From there I started thinking about horror. How do you deal with perfection from a horror-story perspective? Aha. Vampires cannot face crosses: a symbol of horror and a symbol of perfection.

Back to Freddie. If Freddie drew back and hissed away from a "perfect" character, that would suck. A "perfect" character would have no conflicts, wouldn't really be a part of the story.

Next tangent. What would the dreams of a perfect person be like? They'd probably never have nightmares. It must be night after night of bliss, or night after night of adventures in which nobody ever suffers anything horrible.

Next tangent. One of the characters in Sandman, Barbie, has night after night of harmless adventures for most of her life, but it doesn't make her a perfect person; contrariwise, it allows her to remain shallow and unable to cope with the more painful aspect of her life. It isn't until she has a terrible nightmare and then stops dreaming that she starts to face her problems.

Next tangent. A continuous diet of dreams without nightmares must be terrible. Imagine if you never woke in a sweat, never were relieved when you woke up. There have been quite a few points in my life where having nightmares--and learning how to conquer them--has made a big difference.

Next tangent. One of the things that Carlos Castaneda talks about in his books is the power you derive from learning how to control your dreams. I thought the idea was fascinating for a time years ago, but abandoned it because it's a little sad: if you have control over your dreams, what's to make you face up to your nightmares? What's to make you learn the things you don't want to learn? With that kind of power over yourself, what's to keep you from turning into something horrible?

Next tangent. One of the things that Zen Buddhists say is "Kill the Buddha." What if, in this context, you read nightmares as the Buddha? "Kill the Buddha." Does that mean destroy the things you use to teach yourself what you wouldn't otherwise learn? Destroy your nightmares?

So. Being a writer, I think, "What if some guy went out there to learn the truth about everything and went slightly awry, so now he has this huge amount of power, is englightened on top of that (because you can be enlightenend without meaning anything good for anybody else) and therefore has this key into other people's psyches, and has nothing to keep him in check?"

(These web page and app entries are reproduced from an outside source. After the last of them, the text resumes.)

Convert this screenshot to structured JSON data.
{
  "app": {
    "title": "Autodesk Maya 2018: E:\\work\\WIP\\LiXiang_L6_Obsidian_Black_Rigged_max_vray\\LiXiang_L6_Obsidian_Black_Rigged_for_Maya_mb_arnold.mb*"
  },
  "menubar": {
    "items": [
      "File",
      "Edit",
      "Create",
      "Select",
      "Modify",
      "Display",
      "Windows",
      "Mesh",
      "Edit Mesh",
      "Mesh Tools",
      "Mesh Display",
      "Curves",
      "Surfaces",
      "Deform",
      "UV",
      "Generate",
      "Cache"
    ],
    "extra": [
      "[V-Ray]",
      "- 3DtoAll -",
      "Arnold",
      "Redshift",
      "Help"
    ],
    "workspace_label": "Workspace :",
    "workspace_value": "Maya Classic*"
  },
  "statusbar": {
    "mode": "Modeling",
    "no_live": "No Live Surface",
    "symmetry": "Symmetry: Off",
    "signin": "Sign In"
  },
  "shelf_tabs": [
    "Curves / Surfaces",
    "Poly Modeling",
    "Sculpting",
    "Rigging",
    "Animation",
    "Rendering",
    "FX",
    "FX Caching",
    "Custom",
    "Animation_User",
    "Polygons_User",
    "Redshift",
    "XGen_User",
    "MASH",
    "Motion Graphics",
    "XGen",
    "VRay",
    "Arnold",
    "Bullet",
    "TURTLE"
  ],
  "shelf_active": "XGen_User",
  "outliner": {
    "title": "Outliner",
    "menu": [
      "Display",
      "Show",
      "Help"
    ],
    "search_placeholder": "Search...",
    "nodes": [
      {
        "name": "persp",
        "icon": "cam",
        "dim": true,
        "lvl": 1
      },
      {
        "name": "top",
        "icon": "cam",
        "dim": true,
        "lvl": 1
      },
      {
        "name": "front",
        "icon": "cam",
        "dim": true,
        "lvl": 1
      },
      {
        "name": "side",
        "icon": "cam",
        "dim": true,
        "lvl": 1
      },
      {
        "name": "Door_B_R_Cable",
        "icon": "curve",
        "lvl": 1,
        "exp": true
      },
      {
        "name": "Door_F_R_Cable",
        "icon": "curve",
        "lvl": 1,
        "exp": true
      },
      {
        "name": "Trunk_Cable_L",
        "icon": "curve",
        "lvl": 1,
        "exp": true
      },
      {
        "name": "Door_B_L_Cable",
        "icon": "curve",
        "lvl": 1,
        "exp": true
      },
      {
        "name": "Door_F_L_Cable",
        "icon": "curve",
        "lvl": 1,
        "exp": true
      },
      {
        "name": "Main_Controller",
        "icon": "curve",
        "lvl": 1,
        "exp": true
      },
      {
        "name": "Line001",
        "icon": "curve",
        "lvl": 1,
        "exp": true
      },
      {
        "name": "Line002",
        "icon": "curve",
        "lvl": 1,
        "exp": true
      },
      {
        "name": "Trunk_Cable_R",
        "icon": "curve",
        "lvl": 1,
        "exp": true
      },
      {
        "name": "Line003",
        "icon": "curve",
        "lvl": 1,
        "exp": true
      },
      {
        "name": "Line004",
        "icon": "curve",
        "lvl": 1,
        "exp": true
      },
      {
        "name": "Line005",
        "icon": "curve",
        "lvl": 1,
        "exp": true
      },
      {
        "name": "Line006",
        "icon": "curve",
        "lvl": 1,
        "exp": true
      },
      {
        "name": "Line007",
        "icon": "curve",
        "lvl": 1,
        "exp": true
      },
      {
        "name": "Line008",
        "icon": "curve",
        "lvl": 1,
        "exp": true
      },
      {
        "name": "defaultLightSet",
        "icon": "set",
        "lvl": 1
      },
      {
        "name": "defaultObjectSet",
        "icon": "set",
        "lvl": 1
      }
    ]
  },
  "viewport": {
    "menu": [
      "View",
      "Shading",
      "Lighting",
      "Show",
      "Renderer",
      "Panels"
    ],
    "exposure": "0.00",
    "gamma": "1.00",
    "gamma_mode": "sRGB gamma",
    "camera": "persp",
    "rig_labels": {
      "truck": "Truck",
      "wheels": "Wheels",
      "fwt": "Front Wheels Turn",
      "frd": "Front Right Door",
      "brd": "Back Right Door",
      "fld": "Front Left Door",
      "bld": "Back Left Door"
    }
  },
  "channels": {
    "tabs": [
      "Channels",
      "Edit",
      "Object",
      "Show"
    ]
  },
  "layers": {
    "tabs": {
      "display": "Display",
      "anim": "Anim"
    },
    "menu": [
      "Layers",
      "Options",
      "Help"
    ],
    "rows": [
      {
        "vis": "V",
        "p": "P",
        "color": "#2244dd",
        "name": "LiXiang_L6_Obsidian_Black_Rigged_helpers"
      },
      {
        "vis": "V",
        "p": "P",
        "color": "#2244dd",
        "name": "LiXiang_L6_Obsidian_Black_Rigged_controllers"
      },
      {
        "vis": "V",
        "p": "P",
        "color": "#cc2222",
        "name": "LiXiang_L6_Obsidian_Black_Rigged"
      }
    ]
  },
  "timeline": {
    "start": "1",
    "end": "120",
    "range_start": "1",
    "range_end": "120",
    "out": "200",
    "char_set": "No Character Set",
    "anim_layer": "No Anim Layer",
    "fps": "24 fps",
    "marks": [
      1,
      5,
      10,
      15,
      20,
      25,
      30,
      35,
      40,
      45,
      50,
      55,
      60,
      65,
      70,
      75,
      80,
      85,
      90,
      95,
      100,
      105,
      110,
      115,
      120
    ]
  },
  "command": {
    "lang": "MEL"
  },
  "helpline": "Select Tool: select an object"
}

Wait. That sounds like Freddie Krueger. My theory is that he's some kind of dark Buddha, having killed his own conscience in an effort in order to better control it, and now he's going through this mockery of "enlightening" others because some kinds of understanding are like a virus, but that's another tangent.